I’m shocked but happy to say that I’m enjoying my work. In particular, I’m enjoying teaching these children.
This is shocking to me because I’ve never considered myself a natural with children. I mean, I’m friendly to them but if they’re not friendly back, I’m not bothered (unless they’re rude, then I’m very bothered) and I very easily leave them alone until they’re ready to be friendly. I thought that teaching this age group would be a ‘grit my teeth and get through it because it’s a part of the job’ type of thing. It absolutely hasn’t been. As I’ve told you before, I was nervous when I just started teaching my classes and I would sweat profusely for the first 10 minutes or so of class before my body would relax. Now, I start my classes cool as a cucumber and end it that way too.
I spend concentrated time each week planning my lessons so that I’m prepared for class and I give my students the best lesson that I can. Their attendance is sketchy but I’ve learned when preparing my lessons to expect any eventuality, including having only 1 kid show up for class. That happened in week 4 and threw me for a loop because the little girl who showed up was the 1 in the class with the worst English and starting a new topic with only her was senseless since my Indonesian was still very basic. We ended up practicing her English pronunciation by reading some stories. I’m sure she didn’t understand what she was reading but she improved the way she pronounces, ‘Who, How, Where, The, There, and Then’ and that was something, at least. That same week, I also prepared for another class, expecting the usual 4 children to show up. Instead, I had a class of 13, 6 of whom were new. I had to adjust quickly.
Another reason I expected to find teaching a chore is because I do it in the afternoons, since the children come after school. Being a morning person, beginning any substantial activity in the afternoons and evenings is not the most productive use of my energy because I usually tend to struggle through it. Also, once I get into a work activity, like doing a financial analysis or drafting procedures, I don’t like to surface until I’m done or until my brain can’t go anymore. I don’t have that luxury here because wherever I’m at with my online work, once it’s time for class I have to stop what I’m doing and go teach the children. I normally would be irritated by that type of interruption but during week 3 I was surprised to realise that I was fine with it.
Fridays and Saturdays, the days I have my SMA class, are my most challenging days because I don’t start teaching until 3 or 4 pm, by which time I’m really dragging. Even so, I find myself enjoying my classes with these eager-to-learn teens.
I also enjoy the online work that I do for the NGO. I lead the Hiring team (I do everything from the point of interviewing applicants up to onboarding them but excluding making the actual hiring decision – I have an assistant who does the groundwork with the applicants); and I’m a part of the Finance Reports team (I review the weekly, monthly and yearly finance reports for 3 centres in Indonesia). I also prepare various monthly reports for the centre where I live.

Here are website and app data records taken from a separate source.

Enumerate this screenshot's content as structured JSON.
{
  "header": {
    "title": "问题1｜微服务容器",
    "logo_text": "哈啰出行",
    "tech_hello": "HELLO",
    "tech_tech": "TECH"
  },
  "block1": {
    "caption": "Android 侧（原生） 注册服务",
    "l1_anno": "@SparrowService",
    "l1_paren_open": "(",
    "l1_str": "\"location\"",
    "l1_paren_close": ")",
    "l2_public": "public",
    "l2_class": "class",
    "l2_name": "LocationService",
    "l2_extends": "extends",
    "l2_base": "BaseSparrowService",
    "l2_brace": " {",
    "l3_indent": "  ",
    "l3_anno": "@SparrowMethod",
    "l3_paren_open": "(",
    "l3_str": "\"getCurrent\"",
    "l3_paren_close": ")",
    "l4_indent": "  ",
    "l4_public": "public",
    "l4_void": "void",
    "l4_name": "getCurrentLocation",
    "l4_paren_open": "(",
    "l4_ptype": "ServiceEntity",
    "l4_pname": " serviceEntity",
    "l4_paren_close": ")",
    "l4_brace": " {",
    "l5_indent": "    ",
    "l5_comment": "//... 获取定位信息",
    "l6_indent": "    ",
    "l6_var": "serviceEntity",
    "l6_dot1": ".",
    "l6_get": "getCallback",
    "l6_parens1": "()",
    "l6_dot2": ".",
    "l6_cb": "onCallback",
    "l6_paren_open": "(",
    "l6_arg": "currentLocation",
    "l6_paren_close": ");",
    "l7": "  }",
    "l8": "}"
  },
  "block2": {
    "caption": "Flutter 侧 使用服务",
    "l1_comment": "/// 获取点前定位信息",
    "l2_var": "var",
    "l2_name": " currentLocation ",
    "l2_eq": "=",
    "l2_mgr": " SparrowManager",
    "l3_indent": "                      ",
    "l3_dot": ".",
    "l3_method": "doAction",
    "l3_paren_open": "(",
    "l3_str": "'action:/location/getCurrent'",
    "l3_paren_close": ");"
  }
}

Coming from an executive position in a corporate setting, these reports are minor compared to what I’m used to but they’re numerous and frequent so I can’t approach doing them with a laid back attitude.
In recent weeks, I’ve come to realise that the daily work I do for the NGO, both online and at the centre, is not the only work of my hands. This blog is also a work of my hands.
When I started it, I thought of it only as a way of keeping my family and friends informed of my experiences while I am far from them. But I found that I was pouring myself into this blog and baring myself in ways that I had never expected. Doing anything less felt inauthentic. Still, my audience was just my anam cara, my parents, my aunt and a few friends. Then 1 night, my friend told me by Whatsapp that she had been sharing my blog with people from her church and they were touched by it. I realised that God was using me in ways that I was totally unaware of (and still am, I’m sure) and the awesomeness of it caused me to burst into tears and prayers of thanksgiving. This was what I had asked God for as I was trudging up Mount Kilimanjaro on that gruelling fourth day – that He would use my experience to bless somebody, and it seems that He has.
So every morning before I start my workday, I commit my work, my day and my life into His hands. I ask that He use me to bless somebody that day, even if I don’t know about it, and that the work of my hands will somehow demonstrate the love of Jesus to someone.
Maybe that’s why I’m enjoying my work.